Why is the Current Owner Selling The Business?
There are all sorts of reasons why people choose to sell operating businesses. However, the true factor vs the one they say to you might be 2 absolutely different things. As an example, they may say "I have way too many other responsibilities" or "I am retiring". For many sellers, these reasons stand. But also, for some, these might simply be reasons to try to conceal the reality of changing demographics, increased competitors, recent decrease in revenues, or a variety of various other factors. This is why it is very essential that you not count entirely on a seller's word, yet rather, use the vendor's response combined with your general due diligence. This will paint a more sensible picture of the business's present scenario.
Existing Debts and Future Obligations
If the existing entity is in debt, which lots of businesses are, then you will certainly need to consider this when valuating/preparing your deal. Numerous businesses finance loans with the purpose of covering things like stock, payroll, accounts payable, so on and so forth. Keep in mind that occasionally this can indicate that earnings margins are too small. Lots of businesses fall under a revolving door of taking loans as a way to pay back other loans. Along with debts, there may likewise be future commitments to consider. There may be an outstanding lease on equipment or the building where the business resides. The business may have existing agreements with vendors that should be met or may result in fines if canceled early.

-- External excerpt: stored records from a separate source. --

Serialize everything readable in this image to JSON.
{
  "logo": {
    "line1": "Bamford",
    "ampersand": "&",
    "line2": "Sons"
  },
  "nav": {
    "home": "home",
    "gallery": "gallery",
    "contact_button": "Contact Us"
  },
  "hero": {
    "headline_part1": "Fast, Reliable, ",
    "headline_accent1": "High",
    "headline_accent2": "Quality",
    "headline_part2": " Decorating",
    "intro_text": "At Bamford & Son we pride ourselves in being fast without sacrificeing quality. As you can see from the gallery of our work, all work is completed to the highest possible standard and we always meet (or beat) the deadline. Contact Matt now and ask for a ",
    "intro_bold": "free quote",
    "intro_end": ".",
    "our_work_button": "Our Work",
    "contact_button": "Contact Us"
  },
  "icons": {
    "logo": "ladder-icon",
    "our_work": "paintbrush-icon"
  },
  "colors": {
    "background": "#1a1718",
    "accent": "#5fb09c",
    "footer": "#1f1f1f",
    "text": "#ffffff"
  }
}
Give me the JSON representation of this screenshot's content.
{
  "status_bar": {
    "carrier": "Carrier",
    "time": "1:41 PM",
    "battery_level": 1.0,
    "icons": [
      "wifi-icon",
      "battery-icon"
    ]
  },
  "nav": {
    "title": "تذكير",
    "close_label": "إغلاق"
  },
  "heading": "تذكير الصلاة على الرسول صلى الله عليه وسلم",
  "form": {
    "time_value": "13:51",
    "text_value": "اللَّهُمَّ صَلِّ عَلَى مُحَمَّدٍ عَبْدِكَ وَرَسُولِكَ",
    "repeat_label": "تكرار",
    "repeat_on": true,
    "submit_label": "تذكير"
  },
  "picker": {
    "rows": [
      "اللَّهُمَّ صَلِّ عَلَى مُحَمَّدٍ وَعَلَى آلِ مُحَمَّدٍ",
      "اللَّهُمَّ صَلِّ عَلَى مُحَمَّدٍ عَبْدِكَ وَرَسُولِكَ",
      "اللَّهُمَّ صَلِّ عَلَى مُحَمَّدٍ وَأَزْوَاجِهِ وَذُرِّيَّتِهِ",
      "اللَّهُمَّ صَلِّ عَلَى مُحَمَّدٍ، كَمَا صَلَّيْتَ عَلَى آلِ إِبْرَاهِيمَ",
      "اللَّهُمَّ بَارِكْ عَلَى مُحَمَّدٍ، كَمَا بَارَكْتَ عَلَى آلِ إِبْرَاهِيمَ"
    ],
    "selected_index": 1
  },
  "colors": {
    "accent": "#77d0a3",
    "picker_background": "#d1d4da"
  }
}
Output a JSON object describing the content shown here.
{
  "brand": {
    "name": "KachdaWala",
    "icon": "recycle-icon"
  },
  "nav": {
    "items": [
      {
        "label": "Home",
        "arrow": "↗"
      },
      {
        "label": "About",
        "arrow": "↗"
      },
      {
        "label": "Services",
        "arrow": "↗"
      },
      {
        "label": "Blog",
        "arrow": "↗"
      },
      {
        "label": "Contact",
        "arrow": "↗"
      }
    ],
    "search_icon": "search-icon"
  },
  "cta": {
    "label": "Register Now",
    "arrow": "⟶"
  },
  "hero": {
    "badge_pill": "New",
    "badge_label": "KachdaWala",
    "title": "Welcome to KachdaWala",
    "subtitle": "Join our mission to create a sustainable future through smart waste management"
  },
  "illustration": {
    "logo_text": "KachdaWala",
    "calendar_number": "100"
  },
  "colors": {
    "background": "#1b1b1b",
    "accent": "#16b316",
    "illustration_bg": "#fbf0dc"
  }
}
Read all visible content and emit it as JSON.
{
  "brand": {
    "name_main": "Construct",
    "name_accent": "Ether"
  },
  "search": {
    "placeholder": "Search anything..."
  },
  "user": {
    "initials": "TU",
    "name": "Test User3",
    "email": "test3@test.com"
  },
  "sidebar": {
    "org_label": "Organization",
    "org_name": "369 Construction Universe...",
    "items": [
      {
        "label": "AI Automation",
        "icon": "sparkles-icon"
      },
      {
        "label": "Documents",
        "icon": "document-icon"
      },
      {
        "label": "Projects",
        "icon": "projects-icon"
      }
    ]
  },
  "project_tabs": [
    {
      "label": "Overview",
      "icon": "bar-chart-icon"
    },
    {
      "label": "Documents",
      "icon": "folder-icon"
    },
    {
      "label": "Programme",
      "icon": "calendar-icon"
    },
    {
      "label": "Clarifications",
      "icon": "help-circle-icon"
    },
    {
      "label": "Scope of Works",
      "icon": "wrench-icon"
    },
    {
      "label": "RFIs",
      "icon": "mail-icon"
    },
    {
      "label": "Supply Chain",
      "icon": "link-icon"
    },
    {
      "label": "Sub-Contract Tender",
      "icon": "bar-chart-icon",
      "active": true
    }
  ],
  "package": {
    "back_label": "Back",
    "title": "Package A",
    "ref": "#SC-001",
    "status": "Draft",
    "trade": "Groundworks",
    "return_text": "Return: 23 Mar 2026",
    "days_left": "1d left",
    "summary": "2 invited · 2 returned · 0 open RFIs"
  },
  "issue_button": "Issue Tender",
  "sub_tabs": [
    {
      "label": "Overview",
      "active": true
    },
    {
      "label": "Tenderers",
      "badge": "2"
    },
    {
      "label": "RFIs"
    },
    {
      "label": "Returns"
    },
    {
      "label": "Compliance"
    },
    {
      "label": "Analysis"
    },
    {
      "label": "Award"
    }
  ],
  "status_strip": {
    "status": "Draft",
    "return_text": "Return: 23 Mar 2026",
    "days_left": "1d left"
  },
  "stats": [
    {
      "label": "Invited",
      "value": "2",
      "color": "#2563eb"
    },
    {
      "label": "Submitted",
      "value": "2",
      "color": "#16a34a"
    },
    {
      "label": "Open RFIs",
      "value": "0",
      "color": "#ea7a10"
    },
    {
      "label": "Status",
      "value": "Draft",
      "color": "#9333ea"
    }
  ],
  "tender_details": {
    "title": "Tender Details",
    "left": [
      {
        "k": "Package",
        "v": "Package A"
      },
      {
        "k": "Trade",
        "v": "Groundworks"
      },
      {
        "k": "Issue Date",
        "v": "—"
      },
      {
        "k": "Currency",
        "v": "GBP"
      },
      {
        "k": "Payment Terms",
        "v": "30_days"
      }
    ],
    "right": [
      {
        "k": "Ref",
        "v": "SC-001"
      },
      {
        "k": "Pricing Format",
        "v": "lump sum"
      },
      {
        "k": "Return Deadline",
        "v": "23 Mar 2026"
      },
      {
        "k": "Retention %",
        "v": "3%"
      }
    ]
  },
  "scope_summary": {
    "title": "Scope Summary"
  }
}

Understanding the Customer Base, Competition and Area Demographics
How do companies in the area attract brand-new consumers? Most times, companies have repeat clients, which develop the core of their day-to-day profits. Certain factors such as brand-new competition growing up around the area, roadway construction, and personnel turn over can influence repeat customers and adversely affect future revenues. One essential point to think about is the placement of the business. Is it in an extremely trafficked shopping center, or is it concealed from the highway? Clearly, the more people that see the business on a regular basis, the greater the possibility to construct a returning consumer base. A final thought is the basic area demographics. Is the business located in a largely populated city, or is it located on the outside border of town? Exactly how might the neighborhood average house earnings influence future earnings potential?